This week we had a dense fog bank roll in from the sea. It was just one of the many mixed weather conditions on the Isle of Lewis including thunder and lightning.
Thundery outbreaks will lead to patches of very moist air and some dense fog banks, of both radiation fog and advection fog. The sailor is usually more concerned with advection fog which is caused by relatively warm, moist air flowing over a colder surface.
"Fog, mist and cloud are all formed when air cools to its dew point (the term is self explanatory). Water in the air may condense onto a cold surface such as the ground, a house roof or on to small particles in the air (known in the trade as condensation nuclei). At ground level the "cloud" is called fog or mist depending upon the visibility. At sea or for aircraft landing and taking off purposes, fog is defined as when the visibility is 1000 metres or less. Mist is a visibility between 1000 and 2000 metres. Normally, over land, forecasters use the word "fog" when the visibility is 200 metres or less.

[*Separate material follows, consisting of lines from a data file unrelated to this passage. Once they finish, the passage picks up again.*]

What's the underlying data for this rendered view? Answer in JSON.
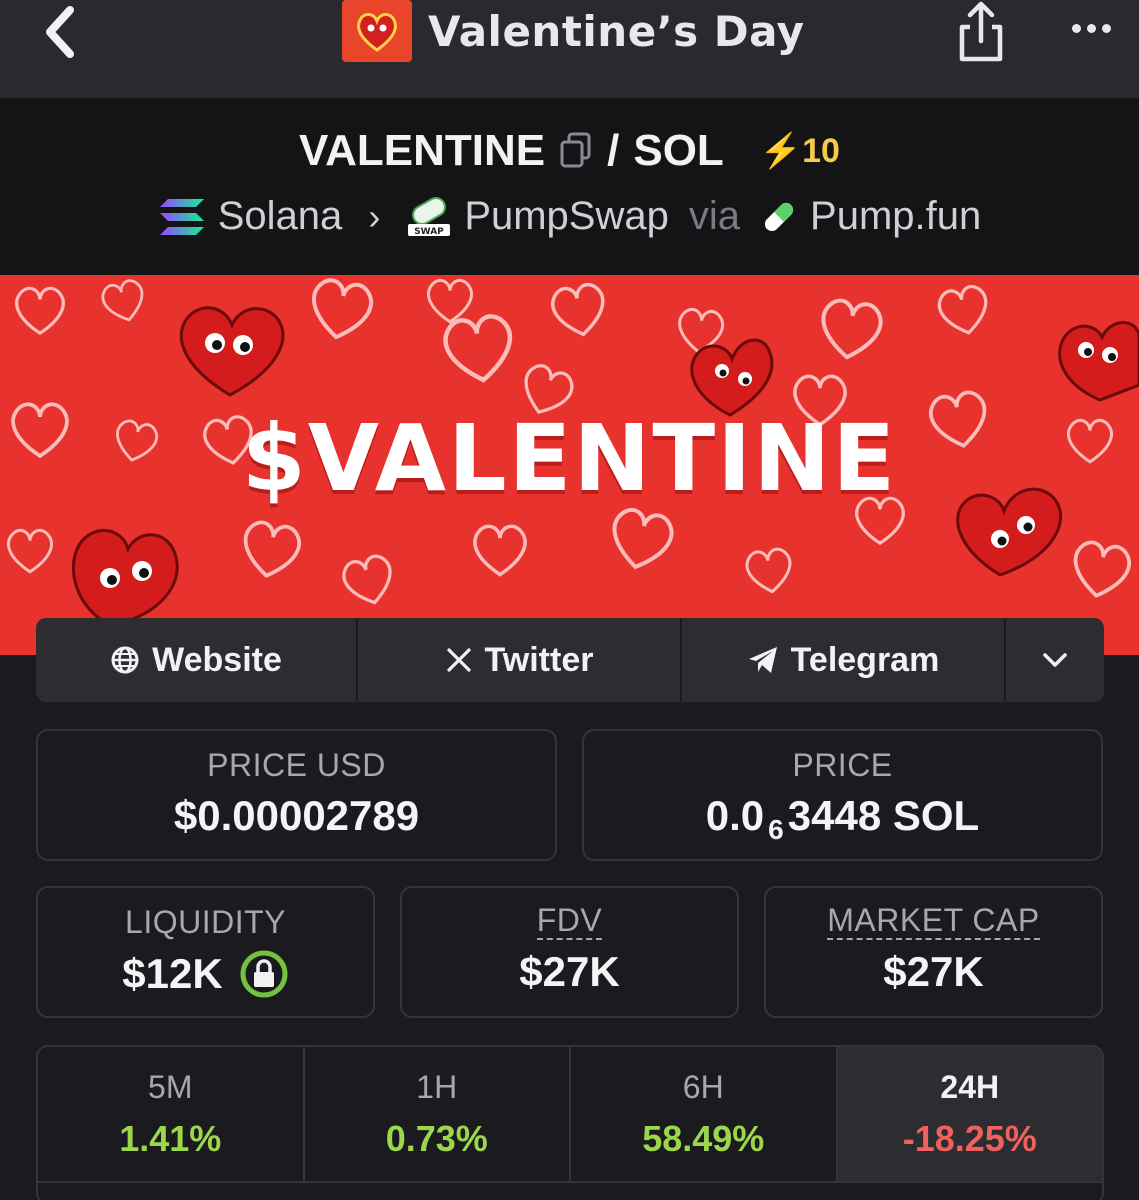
{
  "nav": {
    "title": "Valentine’s Day",
    "back_icon": "chevron-left-icon",
    "share_icon": "share-icon",
    "more_icon": "more-icon"
  },
  "pair": {
    "base": "VALENTINE",
    "separator": "/",
    "quote": "SOL",
    "boost": "⚡10",
    "chain": "Solana",
    "dex": "PumpSwap",
    "via": "via",
    "launchpad": "Pump.fun"
  },
  "banner": {
    "title": "$VALENTINE"
  },
  "social": {
    "website": "Website",
    "twitter": "Twitter",
    "telegram": "Telegram"
  },
  "stats": {
    "price_usd_label": "PRICE USD",
    "price_usd_value": "$0.00002789",
    "price_label": "PRICE",
    "price_prefix": "0.0",
    "price_sub": "6",
    "price_suffix": "3448 SOL",
    "liquidity_label": "LIQUIDITY",
    "liquidity_value": "$12K",
    "fdv_label": "FDV",
    "fdv_value": "$27K",
    "mcap_label": "MARKET CAP",
    "mcap_value": "$27K"
  },
  "timeframes": [
    {
      "label": "5M",
      "value": "1.41%"
    },
    {
      "label": "1H",
      "value": "0.73%"
    },
    {
      "label": "6H",
      "value": "58.49%"
    },
    {
      "label": "24H",
      "value": "-18.25%"
    }
  ],
  "colors": {
    "positive": "#9cd64b",
    "negative": "#f0605c",
    "boost": "#f7c948",
    "banner": "#e8322e"
  }
}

This is because a car driver may be fairly happy if he can see over 200 metres while the same is not true for an aircraft pilot landing at Heathrow or the skipper of a boat in mid Channel, particularly a small yacht." (mailasail.com)
Even a local was impressed enough to get his phone camera out!
And it rolled over the hills and went.